The FDCPA prevents debt collectors from engaging in deceptive, unfair or abusive measures to collect on one’s debts. Debt collectors include not only debt collection agencies, but also companies that purchase debts and attorneys who routinely collect on debts. Debts covered under the FDCPA include credit card debt, medical debt, motor vehicle loans and mortgages.

Under the FDCPA, debt collectors are limited in how and when they can contact a debtor. They cannot reach debtors at locations or hours that are inconvenient. In general this means they cannot call prior to 8:00 a.m. or after 9:00 p.m., and they cannot call at a debtor’s place of employment if they are notified that the debtor is not permitted to receive calls there.

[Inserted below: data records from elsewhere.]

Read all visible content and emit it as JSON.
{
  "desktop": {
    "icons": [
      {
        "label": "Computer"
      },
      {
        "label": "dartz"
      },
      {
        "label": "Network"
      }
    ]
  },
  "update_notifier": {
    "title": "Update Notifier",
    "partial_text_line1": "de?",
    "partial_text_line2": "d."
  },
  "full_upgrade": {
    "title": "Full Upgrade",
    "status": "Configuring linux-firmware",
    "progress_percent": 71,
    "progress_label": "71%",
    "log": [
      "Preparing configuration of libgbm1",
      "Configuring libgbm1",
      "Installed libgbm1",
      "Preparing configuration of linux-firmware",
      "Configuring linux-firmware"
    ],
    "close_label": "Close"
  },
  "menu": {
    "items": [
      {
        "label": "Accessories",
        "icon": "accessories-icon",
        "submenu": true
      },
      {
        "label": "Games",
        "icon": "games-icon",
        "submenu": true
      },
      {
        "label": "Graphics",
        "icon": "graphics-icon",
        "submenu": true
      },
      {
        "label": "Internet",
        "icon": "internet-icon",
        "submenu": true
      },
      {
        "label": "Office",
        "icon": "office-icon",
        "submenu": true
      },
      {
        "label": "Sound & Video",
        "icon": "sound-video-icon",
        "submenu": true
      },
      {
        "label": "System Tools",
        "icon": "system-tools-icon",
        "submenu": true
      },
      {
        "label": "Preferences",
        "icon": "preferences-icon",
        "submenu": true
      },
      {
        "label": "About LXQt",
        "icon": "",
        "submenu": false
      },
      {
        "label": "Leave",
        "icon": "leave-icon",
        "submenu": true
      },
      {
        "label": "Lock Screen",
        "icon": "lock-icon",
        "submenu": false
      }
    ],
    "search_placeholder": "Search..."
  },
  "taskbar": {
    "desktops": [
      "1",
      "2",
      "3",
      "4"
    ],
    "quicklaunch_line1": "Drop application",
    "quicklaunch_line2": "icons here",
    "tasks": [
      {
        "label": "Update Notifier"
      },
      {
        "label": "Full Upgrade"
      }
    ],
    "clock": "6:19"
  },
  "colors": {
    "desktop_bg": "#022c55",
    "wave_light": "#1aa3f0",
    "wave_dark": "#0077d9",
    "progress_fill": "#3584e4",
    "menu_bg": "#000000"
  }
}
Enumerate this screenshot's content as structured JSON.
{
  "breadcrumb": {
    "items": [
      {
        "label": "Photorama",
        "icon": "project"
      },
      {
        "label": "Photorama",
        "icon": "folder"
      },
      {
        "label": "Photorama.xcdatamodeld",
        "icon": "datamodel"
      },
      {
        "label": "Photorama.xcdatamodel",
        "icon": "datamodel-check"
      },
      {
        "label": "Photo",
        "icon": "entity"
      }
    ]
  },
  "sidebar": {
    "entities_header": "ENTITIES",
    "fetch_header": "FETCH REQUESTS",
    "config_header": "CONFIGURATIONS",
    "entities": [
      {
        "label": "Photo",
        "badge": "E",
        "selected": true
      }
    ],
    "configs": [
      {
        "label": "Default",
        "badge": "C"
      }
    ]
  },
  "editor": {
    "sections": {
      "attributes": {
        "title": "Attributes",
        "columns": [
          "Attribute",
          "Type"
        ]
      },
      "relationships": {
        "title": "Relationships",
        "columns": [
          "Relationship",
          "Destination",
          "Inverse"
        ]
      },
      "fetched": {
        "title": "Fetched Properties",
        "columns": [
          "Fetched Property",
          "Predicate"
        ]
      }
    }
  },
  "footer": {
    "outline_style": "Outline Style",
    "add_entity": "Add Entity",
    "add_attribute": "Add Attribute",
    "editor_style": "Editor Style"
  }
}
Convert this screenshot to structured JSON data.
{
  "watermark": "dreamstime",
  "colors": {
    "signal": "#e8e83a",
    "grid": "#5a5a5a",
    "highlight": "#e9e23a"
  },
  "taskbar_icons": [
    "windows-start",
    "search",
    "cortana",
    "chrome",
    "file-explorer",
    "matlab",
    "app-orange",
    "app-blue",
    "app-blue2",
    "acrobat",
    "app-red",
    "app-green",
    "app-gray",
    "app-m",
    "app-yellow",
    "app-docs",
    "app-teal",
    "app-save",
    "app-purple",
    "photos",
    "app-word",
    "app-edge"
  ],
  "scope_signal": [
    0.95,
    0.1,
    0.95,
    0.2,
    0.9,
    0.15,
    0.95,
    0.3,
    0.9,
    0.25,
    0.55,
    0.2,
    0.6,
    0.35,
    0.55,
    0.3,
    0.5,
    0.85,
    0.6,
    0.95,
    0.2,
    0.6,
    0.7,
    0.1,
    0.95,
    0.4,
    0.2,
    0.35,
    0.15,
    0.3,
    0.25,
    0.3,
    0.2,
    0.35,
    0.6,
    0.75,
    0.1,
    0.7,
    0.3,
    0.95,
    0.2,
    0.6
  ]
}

In addition, debt collectors must send debtors a written document explaining how much money remains on the debt at least five days after the debt collector initially contacts the debtor. The document must also contain the name of the debtor’s creditor and what actions the debtor can take if they believe they actually do not owe any money to that creditor.

In addition, if the debtor is represented by a lawyer, the debt collector can only contact the lawyer and not the debtor themselves. Also, debt collectors can only reach out to other people to obtain the debtor’s phone number, address and place of employment and in general can only contact a third party one time. Debt collectors in general cannot discuss the debtor’s financial situation with anyone except the debtor, the debtor’s attorney and the debtor’s spouse if the debtor is married.

These are only some topics covered by the FDCPA. In the future we will discuss further topics under the FDCPA, including what constitutes creditor harassment, threats and unfair practices. By learning more about the FDCPA, debtors can further protect their rights against illegal debt collection practices.

Source: Federal Trade Commission, “Debt Collection,” accessed Feb. 15, 2015